So, since 1999 when Nigeria returned to civil rule, electoral choices are largely made on the bases of personalities and primordial affinities like religion and ethnicity. Neither politicians nor their political parties have had to show any manifest course of action to rescue the country out of the assorted troubles that it grapples with and those problems get compounded by the day.
Social factors that would have contributed to the escalation of the Boko Haram insurgency, for instance, are the suffocating level of poverty in the country, the rate of youth unemployment as well as the volume of out-of-school children whose minds are impressionable and susceptible to the manipulation of proponents of the insurgency.

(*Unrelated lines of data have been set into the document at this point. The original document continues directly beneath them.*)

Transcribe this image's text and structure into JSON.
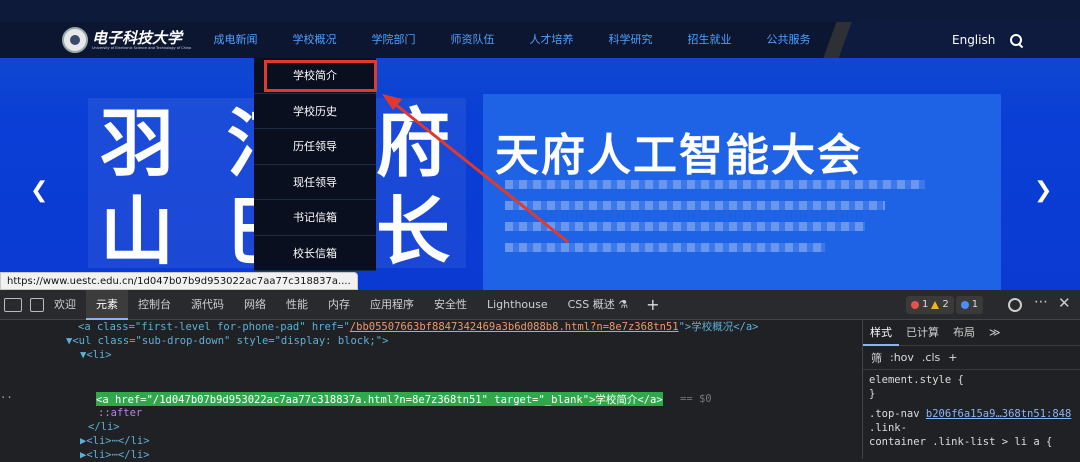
{
  "header": {
    "logo_text": "电子科技大学",
    "logo_sub": "University of Electronic Science and Technology of China",
    "nav": [
      "成电新闻",
      "学校概况",
      "学院部门",
      "师资队伍",
      "人才培养",
      "科学研究",
      "招生就业",
      "公共服务"
    ],
    "lang": "English"
  },
  "dropdown": {
    "items": [
      "学校简介",
      "学校历史",
      "历任领导",
      "现任领导",
      "书记信箱",
      "校长信箱"
    ]
  },
  "banner": {
    "left_text_1": "羽 汀",
    "left_text_2": "山 巴",
    "left_text_r1": "府",
    "left_text_r2": "长",
    "right_title": "天府人工智能大会"
  },
  "status_url": "https://www.uestc.edu.cn/1d047b07b9d953022ac7aa77c318837a....",
  "devtools": {
    "tabs": [
      "欢迎",
      "元素",
      "控制台",
      "源代码",
      "网络",
      "性能",
      "内存",
      "应用程序",
      "安全性",
      "Lighthouse",
      "CSS 概述 ⚗"
    ],
    "active_tab": "元素",
    "badges": {
      "errors": "1",
      "warnings": "2",
      "info": "1"
    },
    "lines": {
      "l1_a": "<a class=\"first-level for-phone-pad\" href=\"",
      "l1_href": "/bb05507663bf8847342469a3b6d088b8.html?n=8e7z368tn51",
      "l1_tail": "\">学校概况</a>",
      "l2": "▼<ul class=\"sub-drop-down\" style=\"display: block;\">",
      "l3": "▼<li>",
      "l4": "<a href=\"/1d047b07b9d953022ac7aa77c318837a.html?n=8e7z368tn51\" target=\"_blank\">学校简介</a>",
      "l4_suffix": "== $0",
      "l5": "::after",
      "l6": "</li>",
      "l7": "▶<li>⋯</li>",
      "l8": "▶<li>⋯</li>",
      "l9": "▶<li>⋯</li>",
      "l10": "▶<li>⋯</li>",
      "gutter": "··"
    },
    "styles": {
      "tabs": [
        "样式",
        "已计算",
        "布局",
        "≫"
      ],
      "active_tab": "样式",
      "filter": "筛",
      "toolbar": [
        ":hov",
        ".cls",
        "+"
      ],
      "element_style": "element.style {",
      "close_brace": "}",
      "rule_selector_1": ".top-nav",
      "rule_link": "b206f6a15a9…368tn51:848",
      "rule_selector_2": ".link-",
      "rule_selector_3": "container .link-list > li a {"
    }
  },
  "colors": {
    "nav_link": "#4fa0ff",
    "highlight_red": "#e03a2e",
    "selected_green": "#2ea84a"
  }
}
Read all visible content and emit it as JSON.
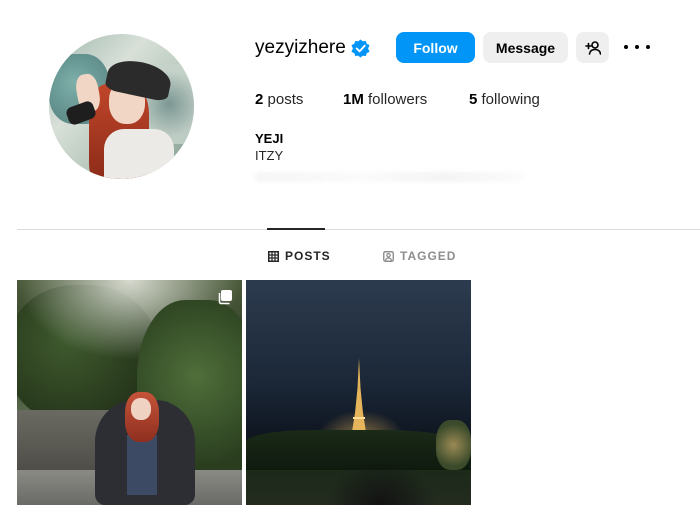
{
  "profile": {
    "username": "yezyizhere",
    "verified_icon": "verified-badge-icon",
    "full_name": "YEJI",
    "bio": "ITZY"
  },
  "actions": {
    "follow_label": "Follow",
    "message_label": "Message",
    "add_user_icon": "add-user-icon",
    "more_icon": "more-options-icon"
  },
  "stats": {
    "posts_count": "2",
    "posts_label": "posts",
    "followers_count": "1M",
    "followers_label": "followers",
    "following_count": "5",
    "following_label": "following"
  },
  "tabs": [
    {
      "label": "POSTS",
      "icon": "grid-icon",
      "active": true
    },
    {
      "label": "TAGGED",
      "icon": "tagged-icon",
      "active": false
    }
  ],
  "posts": [
    {
      "type": "carousel",
      "icon": "carousel-icon"
    },
    {
      "type": "image"
    }
  ],
  "colors": {
    "accent": "#0095f6",
    "button_secondary": "#efefef",
    "text": "#262626",
    "muted": "#8e8e8e",
    "divider": "#dbdbdb"
  }
}
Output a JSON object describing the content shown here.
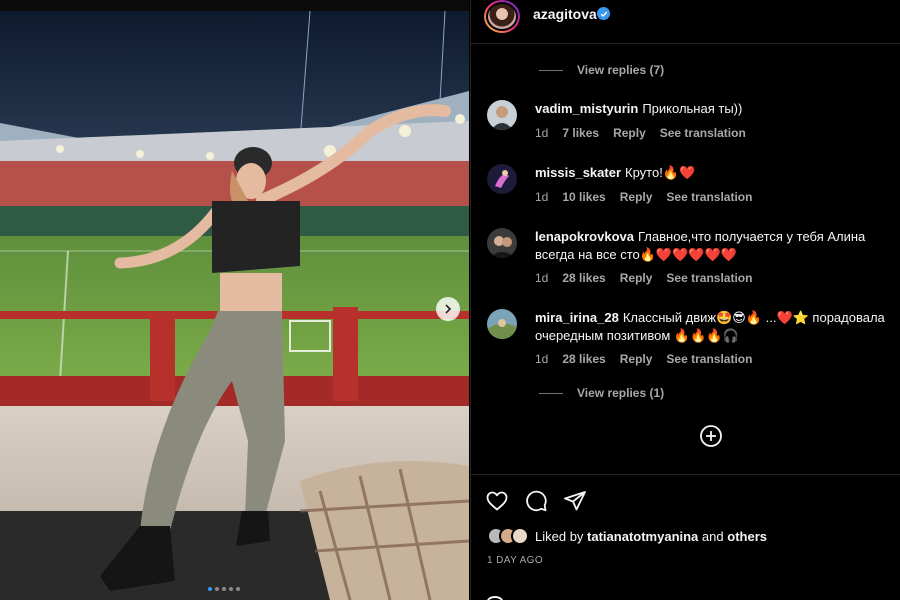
{
  "post": {
    "author": "azagitova",
    "time_ago": "1 DAY AGO"
  },
  "carousel": {
    "slide_count": 5,
    "active_index": 0
  },
  "thread": {
    "view_replies_top": "View replies (7)",
    "view_replies_bottom": "View replies (1)"
  },
  "comments": [
    {
      "user": "vadim_mistyurin",
      "text": "Прикольная ты))",
      "time": "1d",
      "likes": "7 likes",
      "reply": "Reply",
      "translate": "See translation"
    },
    {
      "user": "missis_skater",
      "text": "Круто!🔥❤️",
      "time": "1d",
      "likes": "10 likes",
      "reply": "Reply",
      "translate": "See translation"
    },
    {
      "user": "lenapokrovkova",
      "text": "Главное,что получается у тебя Алина всегда на все сто🔥❤️❤️❤️❤️❤️",
      "time": "1d",
      "likes": "28 likes",
      "reply": "Reply",
      "translate": "See translation"
    },
    {
      "user": "mira_irina_28",
      "text": "Классный движ🤩😎🔥 ...❤️⭐ порадовала очередным позитивом 🔥🔥🔥🎧",
      "time": "1d",
      "likes": "28 likes",
      "reply": "Reply",
      "translate": "See translation"
    }
  ],
  "likes": {
    "prefix": "Liked by",
    "first_user": "tatianatotmyanina",
    "joiner": "and",
    "others": "others"
  },
  "colors": {
    "background": "#000000",
    "text_primary": "#f5f5f5",
    "text_secondary": "#a8a8a8",
    "divider": "#262626",
    "verified_blue": "#3897f0"
  },
  "icons": [
    "verified-badge-icon",
    "add-circle-icon",
    "heart-icon",
    "comment-icon",
    "share-icon",
    "next-slide-icon"
  ]
}
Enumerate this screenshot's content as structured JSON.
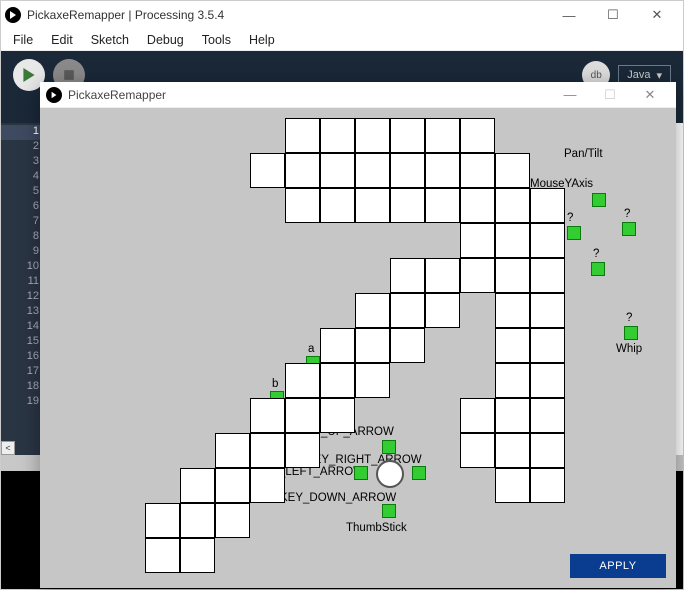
{
  "outer": {
    "title": "PickaxeRemapper | Processing 3.5.4",
    "menu": [
      "File",
      "Edit",
      "Sketch",
      "Debug",
      "Tools",
      "Help"
    ],
    "lang": "Java",
    "debug_badge": "db"
  },
  "gutter": {
    "lines": [
      "1",
      "2",
      "3",
      "4",
      "5",
      "6",
      "7",
      "8",
      "9",
      "10",
      "11",
      "12",
      "13",
      "14",
      "15",
      "16",
      "17",
      "18",
      "19"
    ],
    "highlighted": 0
  },
  "sketch": {
    "title": "PickaxeRemapper",
    "apply_label": "APPLY"
  },
  "nodes": {
    "pan_tilt": "Pan/Tilt",
    "mouse_y": "MouseYAxis",
    "q1": "?",
    "q2": "?",
    "q3": "?",
    "whip_q": "?",
    "whip": "Whip",
    "a": "a",
    "b": "b",
    "up": "KEY_UP_ARROW",
    "right": "KEY_RIGHT_ARROW",
    "left": "KEY_LEFT_ARROW",
    "down": "KEY_DOWN_ARROW",
    "thumb": "ThumbStick"
  },
  "grid": {
    "cell": 35,
    "cells": [
      [
        7,
        0
      ],
      [
        8,
        0
      ],
      [
        9,
        0
      ],
      [
        10,
        0
      ],
      [
        11,
        0
      ],
      [
        12,
        0
      ],
      [
        6,
        1
      ],
      [
        7,
        1
      ],
      [
        8,
        1
      ],
      [
        9,
        1
      ],
      [
        10,
        1
      ],
      [
        11,
        1
      ],
      [
        12,
        1
      ],
      [
        13,
        1
      ],
      [
        7,
        2
      ],
      [
        8,
        2
      ],
      [
        9,
        2
      ],
      [
        10,
        2
      ],
      [
        11,
        2
      ],
      [
        12,
        2
      ],
      [
        13,
        2
      ],
      [
        14,
        2
      ],
      [
        12,
        3
      ],
      [
        13,
        3
      ],
      [
        14,
        3
      ],
      [
        10,
        4
      ],
      [
        11,
        4
      ],
      [
        12,
        4
      ],
      [
        13,
        4
      ],
      [
        14,
        4
      ],
      [
        9,
        5
      ],
      [
        10,
        5
      ],
      [
        11,
        5
      ],
      [
        13,
        5
      ],
      [
        14,
        5
      ],
      [
        8,
        6
      ],
      [
        9,
        6
      ],
      [
        10,
        6
      ],
      [
        13,
        6
      ],
      [
        14,
        6
      ],
      [
        7,
        7
      ],
      [
        8,
        7
      ],
      [
        9,
        7
      ],
      [
        13,
        7
      ],
      [
        14,
        7
      ],
      [
        6,
        8
      ],
      [
        7,
        8
      ],
      [
        8,
        8
      ],
      [
        12,
        8
      ],
      [
        13,
        8
      ],
      [
        14,
        8
      ],
      [
        5,
        9
      ],
      [
        6,
        9
      ],
      [
        7,
        9
      ],
      [
        12,
        9
      ],
      [
        13,
        9
      ],
      [
        14,
        9
      ],
      [
        4,
        10
      ],
      [
        5,
        10
      ],
      [
        6,
        10
      ],
      [
        13,
        10
      ],
      [
        14,
        10
      ],
      [
        3,
        11
      ],
      [
        4,
        11
      ],
      [
        5,
        11
      ],
      [
        3,
        12
      ],
      [
        4,
        12
      ]
    ]
  }
}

Concerning the out-of-school children in particular, Executive Secretary of Universal Basic Education, Hammid Bobboyi, last week hinted that there are 13.2 million out-of-school children in Nigeria. This number grew from 10.5 million quoted in 2015, a clear indication that the absence of a plan to tackle the out-of-school children problem has worsened it in three years. If things go on this way, the number of out-of-school children would have gone up in another four years and Nigeria will most definitely have more than the Boko Haram insurgency to deal with.
So, as the February elections approach, Nigeria would do well to seek clear answers from politicians about how they plan to take off millions of these children off the streets and put them in school sustainably. Nigerians must ask questions about how every Nigerian child would have basic education and how those who desire to pursue further education will not be hindered by the state.
Now, serious countries do not just educate their children for the sake of it, education must be purposeful and tied into the development plan of the country. Anyone canvassing votes in 2019 should have an idea of what the country’s educational priorities should be and exact destination it would take the country.
Nigeria’s leader post-2019 should be able to sell an agenda for the overhaul of the health sector to improve access, quality of healthcare, personnel and equipment should be in focus. While the Federal Government would argue that the primary and secondary legs of health care delivery are outside of its purview, leadership at the national level must show passion and motivate the states and local governments to live up to expectation. The one leading the country into the future should have a well-spelt-out idea of how to end the unacceptable level of medical tourism even at the level of those leading the country.
And then the Nigerian economy needs attention. There should be a clear path for the diversification of the economy. The country’s near total reliance on the commodities of extractive industry as a major source of export and revenue earning remains unsustainable and ill-advised. This is not just because of their volatility but the fact that they remain cesspools for corruption. So, what is the one aspiring to lead Nigeria going to do about increasing the country’s contribution to the world’s knowledge base? How should the country explore the potential of the creative industry to its economic advantage? What is the role that the country’s burgeoning human capital such that what looks like a demographic advantage will not soon become the country’s undoing.
And then, there is the very important issue of national integration. No matter what Nigeria achieves on the economic plain, it will remain limited by the level of disaffection and distrust that currently exists amongst its ethnic nationalities. Nigeria’s next leader must be able to assure every single countryman that he can aspire to become anything anywhere he finds himself in the country.
If anyone was in doubt of the power of the average Nigerian to determine the future of the country, these elections again celebrate the citizen’s democratic right. Nigerians should exercise this discretion by asking the right questions and not getting swept by unhelpful sentiments which condone incompetence and put the country at risk.